"We were always minded that we would like to keep the pillbox in good shape and recently the roof had come away, so there were huge shards of corrugated iron that were falling off," he said.
"Kids run in and out of it all the time, so we just wanted to make it safer.
"It was infested by weeds as well and it was just in a really, really sad state."
Along with the Department for Communities, the Glentoran Community Trust approached the original builders of the pillbox, the Royal Engineers, and aided by their knowledge and expertise, a three-day drive to complete the restoration began.
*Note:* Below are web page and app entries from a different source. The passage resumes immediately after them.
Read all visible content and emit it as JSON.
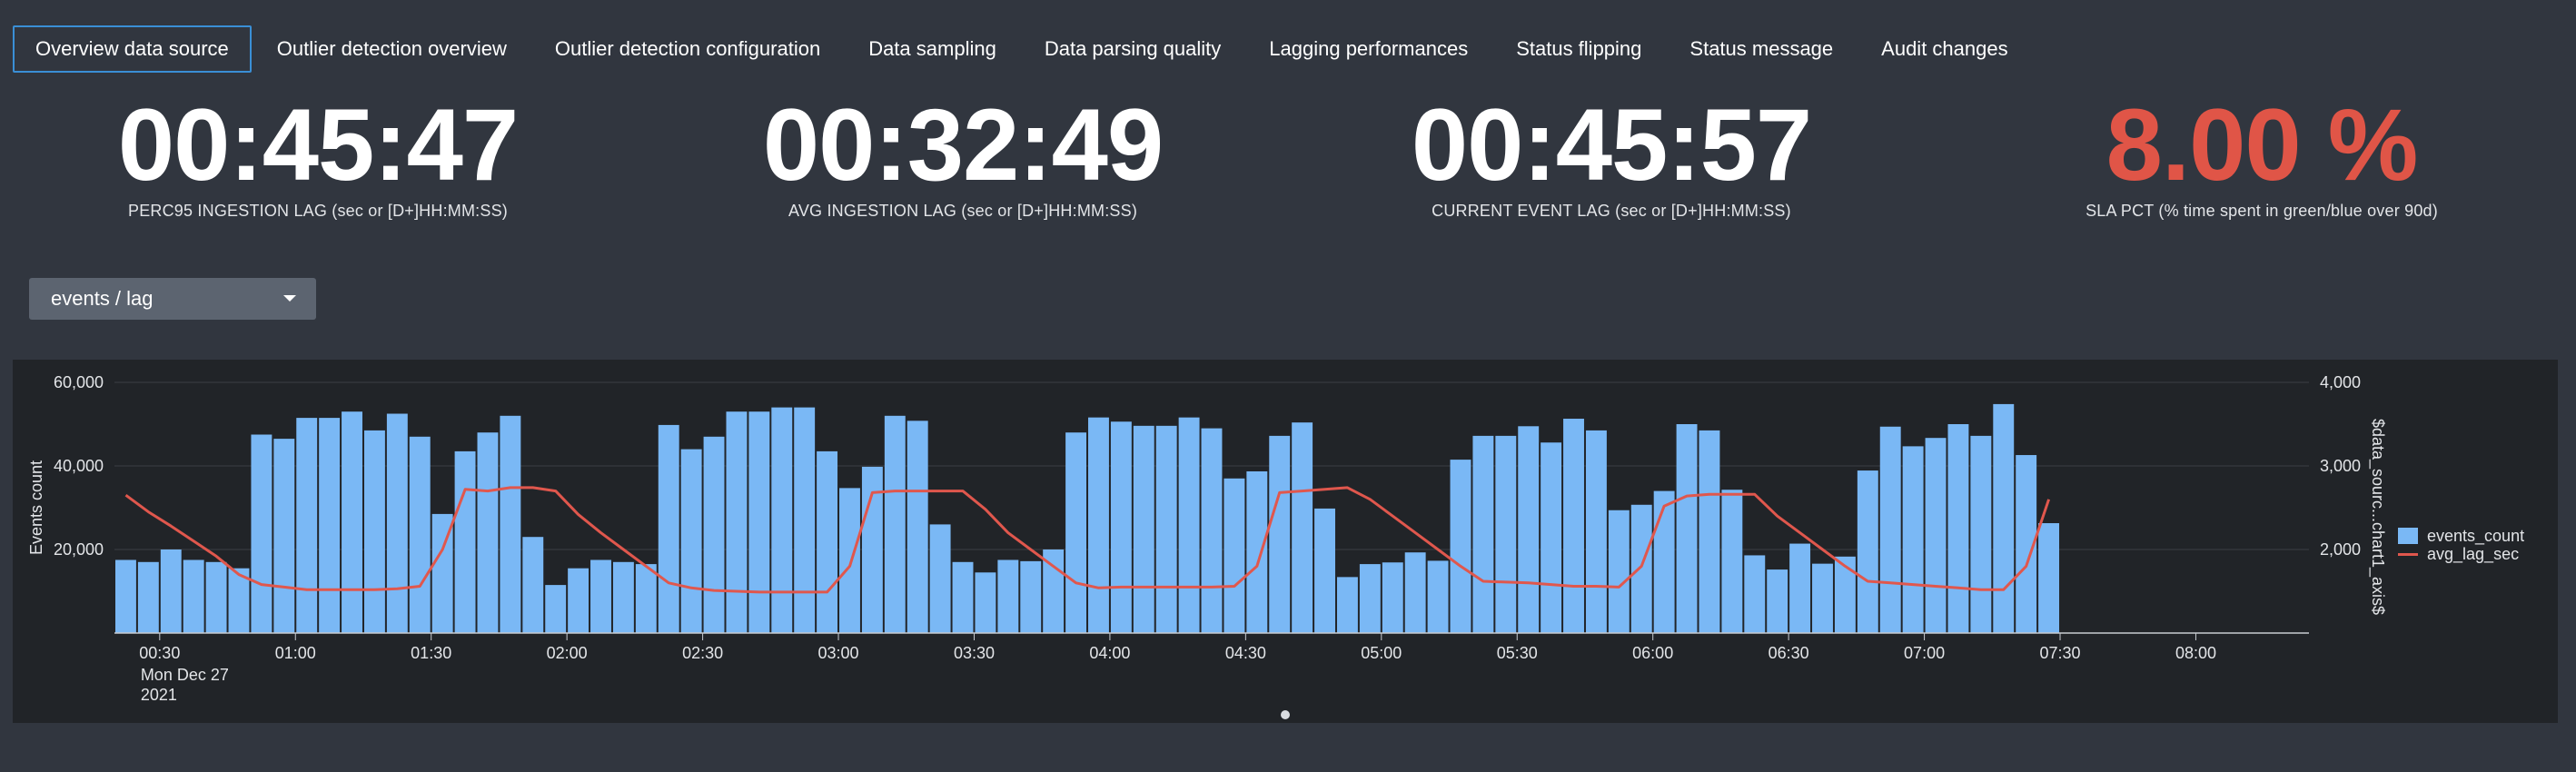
{
  "tabs": [
    {
      "label": "Overview data source",
      "active": true
    },
    {
      "label": "Outlier detection overview",
      "active": false
    },
    {
      "label": "Outlier detection configuration",
      "active": false
    },
    {
      "label": "Data sampling",
      "active": false
    },
    {
      "label": "Data parsing quality",
      "active": false
    },
    {
      "label": "Lagging performances",
      "active": false
    },
    {
      "label": "Status flipping",
      "active": false
    },
    {
      "label": "Status message",
      "active": false
    },
    {
      "label": "Audit changes",
      "active": false
    }
  ],
  "kpis": [
    {
      "value": "00:45:47",
      "label": "PERC95 INGESTION LAG (sec or [D+]HH:MM:SS)"
    },
    {
      "value": "00:32:49",
      "label": "AVG INGESTION LAG (sec or [D+]HH:MM:SS)"
    },
    {
      "value": "00:45:57",
      "label": "CURRENT EVENT LAG (sec or [D+]HH:MM:SS)"
    },
    {
      "value": "8.00 %",
      "label": "SLA PCT (% time spent in green/blue over 90d)"
    }
  ],
  "dropdown": {
    "selected": "events / lag"
  },
  "colors": {
    "bar": "#7ab8f5",
    "line": "#e0574d",
    "sla_red": "#e05547",
    "tab_active_border": "#3a8fd6"
  },
  "chart_data": {
    "type": "bar",
    "title": "",
    "xlabel": "",
    "ylabel": "Events count",
    "y2label": "$data_sourc...chart1_axis$",
    "ylim": [
      0,
      60000
    ],
    "y2lim": [
      1000,
      4000
    ],
    "yticks": [
      "20,000",
      "40,000",
      "60,000"
    ],
    "y2ticks": [
      "2,000",
      "3,000",
      "4,000"
    ],
    "xticks": [
      "00:30",
      "01:00",
      "01:30",
      "02:00",
      "02:30",
      "03:00",
      "03:30",
      "04:00",
      "04:30",
      "05:00",
      "05:30",
      "06:00",
      "06:30",
      "07:00",
      "07:30",
      "08:00"
    ],
    "xdate": [
      "Mon Dec 27",
      "2021"
    ],
    "x_start": "00:20",
    "x_end": "08:25",
    "bar_interval_minutes": 5,
    "grid": true,
    "legend_position": "right",
    "series": [
      {
        "name": "events_count",
        "type": "bar",
        "axis": "left",
        "values": [
          17500,
          17000,
          20000,
          17500,
          17000,
          15500,
          47500,
          46500,
          51500,
          51500,
          53000,
          48500,
          52500,
          47000,
          28500,
          43500,
          48000,
          52000,
          23000,
          11500,
          15500,
          17500,
          17000,
          16500,
          49800,
          44000,
          47000,
          53000,
          53000,
          54000,
          54000,
          43500,
          34700,
          39800,
          52000,
          50800,
          26000,
          17000,
          14500,
          17500,
          17200,
          20000,
          48000,
          51600,
          50600,
          49600,
          49600,
          51600,
          49000,
          37000,
          38700,
          47200,
          50400,
          29800,
          13400,
          16500,
          16900,
          19300,
          17300,
          41500,
          47200,
          47200,
          49500,
          45600,
          51300,
          48500,
          29400,
          30700,
          34000,
          50000,
          48500,
          34300,
          18600,
          15200,
          21400,
          16600,
          18300,
          38900,
          49400,
          44700,
          46700,
          50000,
          47200,
          54800,
          42600,
          26300
        ]
      },
      {
        "name": "avg_lag_sec",
        "type": "line",
        "axis": "right",
        "values": [
          2650,
          2450,
          2280,
          2100,
          1920,
          1700,
          1580,
          1550,
          1520,
          1520,
          1520,
          1520,
          1530,
          1560,
          2000,
          2720,
          2700,
          2740,
          2740,
          2700,
          2420,
          2200,
          2000,
          1800,
          1600,
          1540,
          1510,
          1500,
          1490,
          1490,
          1490,
          1490,
          1800,
          2680,
          2700,
          2700,
          2700,
          2700,
          2480,
          2200,
          2000,
          1800,
          1600,
          1540,
          1550,
          1550,
          1550,
          1550,
          1550,
          1560,
          1800,
          2680,
          2700,
          2720,
          2740,
          2600,
          2400,
          2200,
          2000,
          1800,
          1620,
          1610,
          1600,
          1580,
          1560,
          1560,
          1550,
          1800,
          2520,
          2640,
          2660,
          2660,
          2660,
          2400,
          2200,
          2000,
          1800,
          1620,
          1600,
          1580,
          1560,
          1540,
          1520,
          1520,
          1800,
          2600
        ]
      }
    ]
  }
}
The small red-bricked structure slowly came back to life after the removal of weeds and graffiti, while a path and door were also put in place.
Sam said: "That piece of land is actually owned by the Harbour Commission, but we felt, as supporters, we needed to tidy it up.
"We have restored it back to the way it would have been in 1940 as much as we can. The people involved worked like Trojans for eight hours over three days."
Next month will mark the 70th anniversary of Glentoran's return to The Oval and one of the most interesting pieces of the club's history can now take centre stage of the celebrations.
"It's amazing that everything lined up for us and we were able to do it in that timescale," Sam added.
"The Oval has a very rich and varied history and we always had aspirations of looking at the pillbox and seeing what we could do because it's one of the last tangible pieces of history in regards to the Belfast blitz."
He encouraged fans, as well as the public, to take a walk up Sydenham Hill to view a wonderful piece of Belfast's history.